§ **Work to complete**
Look for the word "icon" in the entries below, then copy every line that has it.

Records provided Start Marker

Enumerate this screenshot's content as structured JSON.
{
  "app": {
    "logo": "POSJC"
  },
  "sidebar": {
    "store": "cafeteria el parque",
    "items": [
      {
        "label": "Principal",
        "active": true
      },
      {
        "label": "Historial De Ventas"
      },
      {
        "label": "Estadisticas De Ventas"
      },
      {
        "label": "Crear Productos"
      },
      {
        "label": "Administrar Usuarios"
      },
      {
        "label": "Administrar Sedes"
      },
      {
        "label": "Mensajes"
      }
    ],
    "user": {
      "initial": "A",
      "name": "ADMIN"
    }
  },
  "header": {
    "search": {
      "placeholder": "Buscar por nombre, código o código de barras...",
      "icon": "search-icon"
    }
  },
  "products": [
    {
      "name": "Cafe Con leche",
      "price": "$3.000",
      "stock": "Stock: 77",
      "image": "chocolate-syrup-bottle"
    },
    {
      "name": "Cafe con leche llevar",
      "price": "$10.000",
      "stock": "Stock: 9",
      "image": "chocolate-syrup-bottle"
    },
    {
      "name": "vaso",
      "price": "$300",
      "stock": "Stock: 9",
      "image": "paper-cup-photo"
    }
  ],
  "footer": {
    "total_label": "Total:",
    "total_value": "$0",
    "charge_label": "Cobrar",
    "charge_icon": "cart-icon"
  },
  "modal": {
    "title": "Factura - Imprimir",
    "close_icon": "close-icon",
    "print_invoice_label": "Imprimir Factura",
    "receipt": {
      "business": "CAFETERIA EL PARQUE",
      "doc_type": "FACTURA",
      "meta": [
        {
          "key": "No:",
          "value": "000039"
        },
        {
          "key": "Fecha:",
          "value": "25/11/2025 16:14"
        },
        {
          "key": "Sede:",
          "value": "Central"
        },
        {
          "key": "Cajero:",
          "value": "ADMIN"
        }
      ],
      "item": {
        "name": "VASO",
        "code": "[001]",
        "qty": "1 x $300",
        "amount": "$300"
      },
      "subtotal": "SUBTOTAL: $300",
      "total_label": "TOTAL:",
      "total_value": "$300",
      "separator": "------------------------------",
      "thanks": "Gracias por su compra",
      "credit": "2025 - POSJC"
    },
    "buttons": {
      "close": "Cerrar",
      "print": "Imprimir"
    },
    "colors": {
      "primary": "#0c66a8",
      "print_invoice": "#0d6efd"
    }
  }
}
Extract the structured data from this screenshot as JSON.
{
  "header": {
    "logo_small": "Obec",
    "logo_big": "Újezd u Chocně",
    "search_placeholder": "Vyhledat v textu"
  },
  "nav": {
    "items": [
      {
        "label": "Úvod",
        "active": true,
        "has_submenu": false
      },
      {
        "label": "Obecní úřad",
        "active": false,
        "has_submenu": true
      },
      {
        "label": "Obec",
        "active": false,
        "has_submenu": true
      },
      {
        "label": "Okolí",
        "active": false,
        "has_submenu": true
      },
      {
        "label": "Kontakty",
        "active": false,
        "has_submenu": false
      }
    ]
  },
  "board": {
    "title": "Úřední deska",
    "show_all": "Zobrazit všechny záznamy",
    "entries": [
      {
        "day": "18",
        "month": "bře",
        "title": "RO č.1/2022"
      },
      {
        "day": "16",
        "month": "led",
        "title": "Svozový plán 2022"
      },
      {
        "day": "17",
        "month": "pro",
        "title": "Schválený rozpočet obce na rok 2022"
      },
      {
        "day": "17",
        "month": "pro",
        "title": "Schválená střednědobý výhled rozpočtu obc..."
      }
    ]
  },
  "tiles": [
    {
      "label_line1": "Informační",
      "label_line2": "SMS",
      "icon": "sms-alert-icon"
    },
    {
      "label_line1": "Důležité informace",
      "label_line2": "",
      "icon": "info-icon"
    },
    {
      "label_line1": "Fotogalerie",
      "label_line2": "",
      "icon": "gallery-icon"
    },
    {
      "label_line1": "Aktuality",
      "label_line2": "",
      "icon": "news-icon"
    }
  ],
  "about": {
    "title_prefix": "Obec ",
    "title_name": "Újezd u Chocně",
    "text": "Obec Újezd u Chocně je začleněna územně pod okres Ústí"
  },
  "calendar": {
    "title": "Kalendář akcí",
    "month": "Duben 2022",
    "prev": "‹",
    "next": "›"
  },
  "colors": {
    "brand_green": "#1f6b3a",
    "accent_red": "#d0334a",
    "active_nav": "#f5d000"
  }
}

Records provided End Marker

§ **Task solution**
      "icon": "search-icon"
    "charge_icon": "cart-icon"
    "close_icon": "close-icon",
      "icon": "sms-alert-icon"
      "icon": "info-icon"
      "icon": "gallery-icon"
      "icon": "news-icon"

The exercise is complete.